From AMS Glossary
A radar echo returned from a region of the atmosphere with no apparent meteorological scatterers such as clouds or precipitation. Clear-air echoes are caused by either 1) solid target returns from birds, insects, dust, or other particulate matter, or 2) spatial fluctuations of refractivity with scale sizes on the order of or smaller than the radar wavelength.
Two examples of the latter type of echo are Bragg scattering from atmospheric turbulence and Fresnel reflection or specular reflection from layers with sharp gradients in refractivity.
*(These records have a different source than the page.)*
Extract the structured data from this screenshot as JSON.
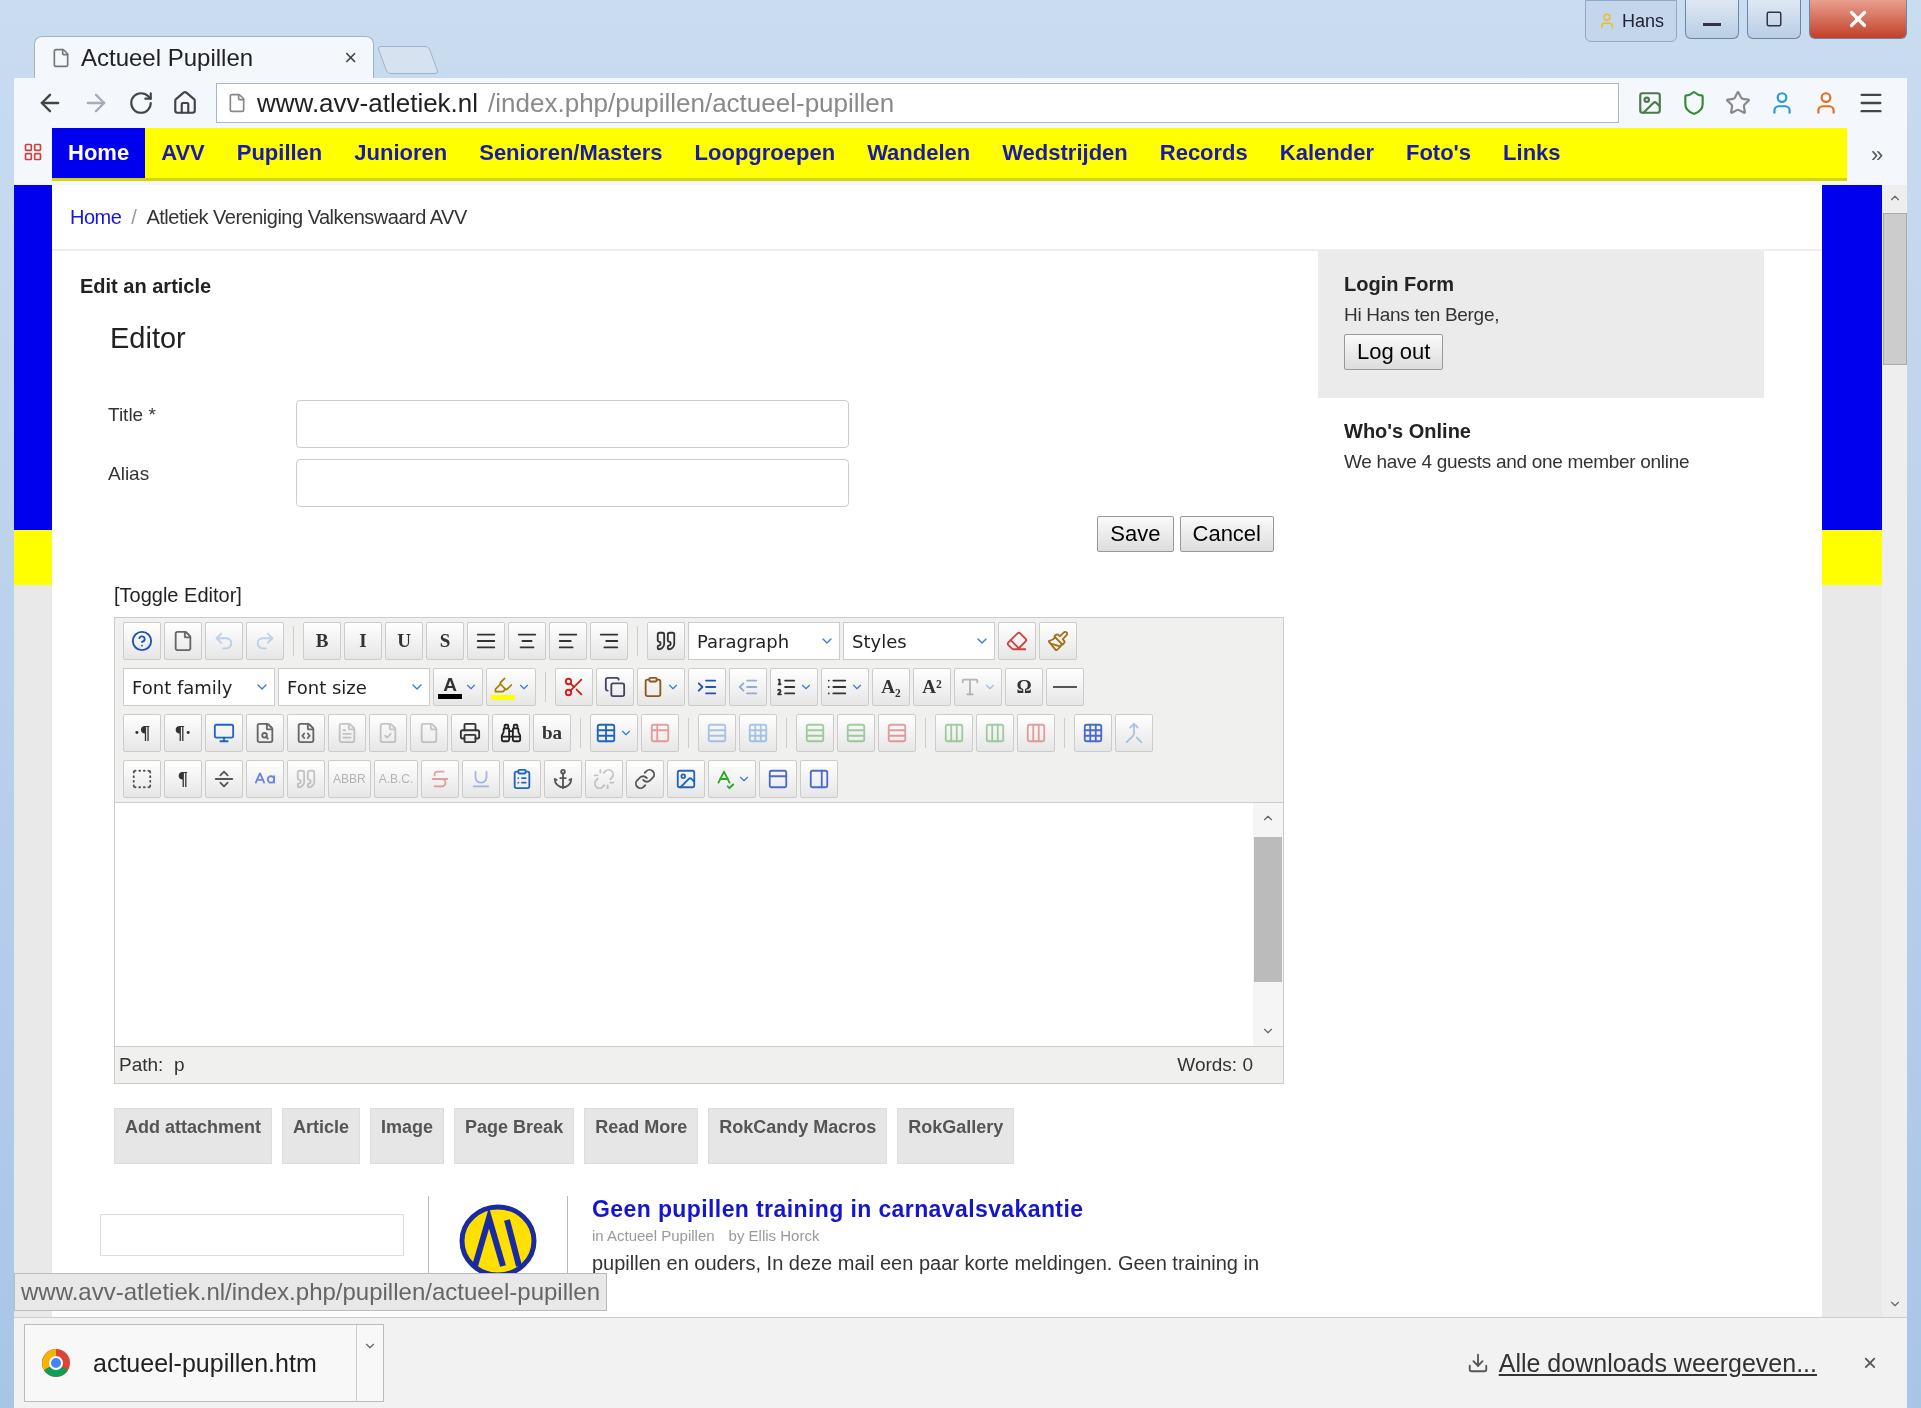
{
  "browser": {
    "tab_title": "Actueel Pupillen",
    "tab_close": "×",
    "profile": "Hans",
    "url_domain": "www.avv-atletiek.nl",
    "url_path": "/index.php/pupillen/actueel-pupillen",
    "overflow": "»"
  },
  "nav": [
    {
      "label": "Home",
      "selected": true
    },
    {
      "label": "AVV",
      "selected": false
    },
    {
      "label": "Pupillen",
      "selected": false
    },
    {
      "label": "Junioren",
      "selected": false
    },
    {
      "label": "Senioren/Masters",
      "selected": false
    },
    {
      "label": "Loopgroepen",
      "selected": false
    },
    {
      "label": "Wandelen",
      "selected": false
    },
    {
      "label": "Wedstrijden",
      "selected": false
    },
    {
      "label": "Records",
      "selected": false
    },
    {
      "label": "Kalender",
      "selected": false
    },
    {
      "label": "Foto's",
      "selected": false
    },
    {
      "label": "Links",
      "selected": false
    }
  ],
  "breadcrumb": [
    {
      "kind": "link",
      "label": "Home"
    },
    {
      "kind": "separator",
      "label": "/"
    },
    {
      "kind": "current",
      "label": "Atletiek Vereniging Valkenswaard AVV"
    }
  ],
  "page_heading": "Edit an article",
  "section_title": "Editor",
  "fields": [
    {
      "label": "Title *"
    },
    {
      "label": "Alias"
    }
  ],
  "actions": [
    "Save",
    "Cancel"
  ],
  "toggle_editor": "[Toggle Editor]",
  "toolbar": [
    [
      {
        "kind": "icon",
        "disabled": false
      },
      {
        "kind": "icon",
        "disabled": false
      },
      {
        "kind": "icon",
        "disabled": true
      },
      {
        "kind": "icon",
        "disabled": true
      },
      {
        "kind": "sep"
      },
      {
        "kind": "glyph",
        "label": "B",
        "disabled": false
      },
      {
        "kind": "glyph",
        "label": "I",
        "disabled": false
      },
      {
        "kind": "glyph",
        "label": "U",
        "disabled": false
      },
      {
        "kind": "glyph",
        "label": "S",
        "disabled": false
      },
      {
        "kind": "icon",
        "disabled": false
      },
      {
        "kind": "icon",
        "disabled": false
      },
      {
        "kind": "icon",
        "disabled": false
      },
      {
        "kind": "icon",
        "disabled": false
      },
      {
        "kind": "sep"
      },
      {
        "kind": "icon",
        "disabled": false
      },
      {
        "kind": "select",
        "label": "Paragraph"
      },
      {
        "kind": "select",
        "label": "Styles"
      },
      {
        "kind": "icon",
        "disabled": false
      },
      {
        "kind": "icon",
        "disabled": false
      }
    ],
    [
      {
        "kind": "select",
        "label": "Font family"
      },
      {
        "kind": "select",
        "label": "Font size"
      },
      {
        "kind": "color",
        "label": "A",
        "color": "#000000"
      },
      {
        "kind": "color",
        "color": "#ffff00"
      },
      {
        "kind": "sep"
      },
      {
        "kind": "icon",
        "disabled": false
      },
      {
        "kind": "icon",
        "disabled": false
      },
      {
        "kind": "icon",
        "disabled": false,
        "split": true
      },
      {
        "kind": "icon",
        "disabled": false
      },
      {
        "kind": "icon",
        "disabled": true
      },
      {
        "kind": "icon",
        "disabled": false,
        "split": true
      },
      {
        "kind": "icon",
        "disabled": false,
        "split": true
      },
      {
        "kind": "glyph",
        "label": "A₂",
        "disabled": false
      },
      {
        "kind": "glyph",
        "label": "A²",
        "disabled": false
      },
      {
        "kind": "icon",
        "disabled": true,
        "split": true
      },
      {
        "kind": "glyph",
        "label": "Ω",
        "disabled": false
      },
      {
        "kind": "icon",
        "disabled": false
      }
    ],
    [
      {
        "kind": "glyph",
        "label": "·¶",
        "disabled": false
      },
      {
        "kind": "glyph",
        "label": "¶·",
        "disabled": false
      },
      {
        "kind": "icon",
        "disabled": false
      },
      {
        "kind": "icon",
        "disabled": false
      },
      {
        "kind": "icon",
        "disabled": false
      },
      {
        "kind": "icon",
        "disabled": true
      },
      {
        "kind": "icon",
        "disabled": true
      },
      {
        "kind": "icon",
        "disabled": true
      },
      {
        "kind": "icon",
        "disabled": false
      },
      {
        "kind": "icon",
        "disabled": false
      },
      {
        "kind": "glyph",
        "label": "ba",
        "disabled": false
      },
      {
        "kind": "sep"
      },
      {
        "kind": "icon",
        "disabled": false,
        "split": true
      },
      {
        "kind": "icon",
        "disabled": true
      },
      {
        "kind": "sep"
      },
      {
        "kind": "icon",
        "disabled": true
      },
      {
        "kind": "icon",
        "disabled": true
      },
      {
        "kind": "sep"
      },
      {
        "kind": "icon",
        "disabled": true
      },
      {
        "kind": "icon",
        "disabled": true
      },
      {
        "kind": "icon",
        "disabled": true
      },
      {
        "kind": "sep"
      },
      {
        "kind": "icon",
        "disabled": true
      },
      {
        "kind": "icon",
        "disabled": true
      },
      {
        "kind": "icon",
        "disabled": true
      },
      {
        "kind": "sep"
      },
      {
        "kind": "icon",
        "disabled": false
      },
      {
        "kind": "icon",
        "disabled": true
      }
    ],
    [
      {
        "kind": "icon",
        "disabled": false
      },
      {
        "kind": "glyph",
        "label": "¶",
        "disabled": false
      },
      {
        "kind": "icon",
        "disabled": false
      },
      {
        "kind": "icon",
        "disabled": false
      },
      {
        "kind": "icon",
        "disabled": true
      },
      {
        "kind": "glyph",
        "label": "ABBR",
        "disabled": true
      },
      {
        "kind": "glyph",
        "label": "A.B.C.",
        "disabled": true
      },
      {
        "kind": "icon",
        "disabled": true
      },
      {
        "kind": "icon",
        "disabled": true
      },
      {
        "kind": "icon",
        "disabled": false
      },
      {
        "kind": "icon",
        "disabled": false
      },
      {
        "kind": "icon",
        "disabled": true
      },
      {
        "kind": "icon",
        "disabled": false
      },
      {
        "kind": "icon",
        "disabled": false
      },
      {
        "kind": "icon",
        "disabled": false,
        "split": true
      },
      {
        "kind": "icon",
        "disabled": false
      },
      {
        "kind": "icon",
        "disabled": false
      }
    ]
  ],
  "editor_status": {
    "path_label": "Path:",
    "path": "p",
    "words": "Words: 0"
  },
  "editor_buttons": [
    "Add attachment",
    "Article",
    "Image",
    "Page Break",
    "Read More",
    "RokCandy Macros",
    "RokGallery"
  ],
  "article": {
    "title": "Geen pupillen training in carnavalsvakantie",
    "category": "in Actueel Pupillen",
    "author": "by Ellis Horck",
    "excerpt": "pupillen en ouders, In deze mail een paar korte meldingen. Geen training in"
  },
  "sidebar": {
    "login": {
      "title": "Login Form",
      "greeting": "Hi Hans ten Berge,",
      "button": "Log out"
    },
    "online": {
      "title": "Who's Online",
      "text": "We have 4 guests and one member online"
    }
  },
  "status_url": "www.avv-atletiek.nl/index.php/pupillen/actueel-pupillen",
  "downloads": {
    "file": "actueel-pupillen.htm",
    "show_all": "Alle downloads weergeven...",
    "close": "×"
  }
}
Insects, birds, and particulates are the principal cause of clear-air echoes observed with radars having wavelengths of 3 cm or less, whereas high-powered radars operating at wavelengths of 10 cm or greater routinely detect backscattered signals from strong refractive index fluctuations.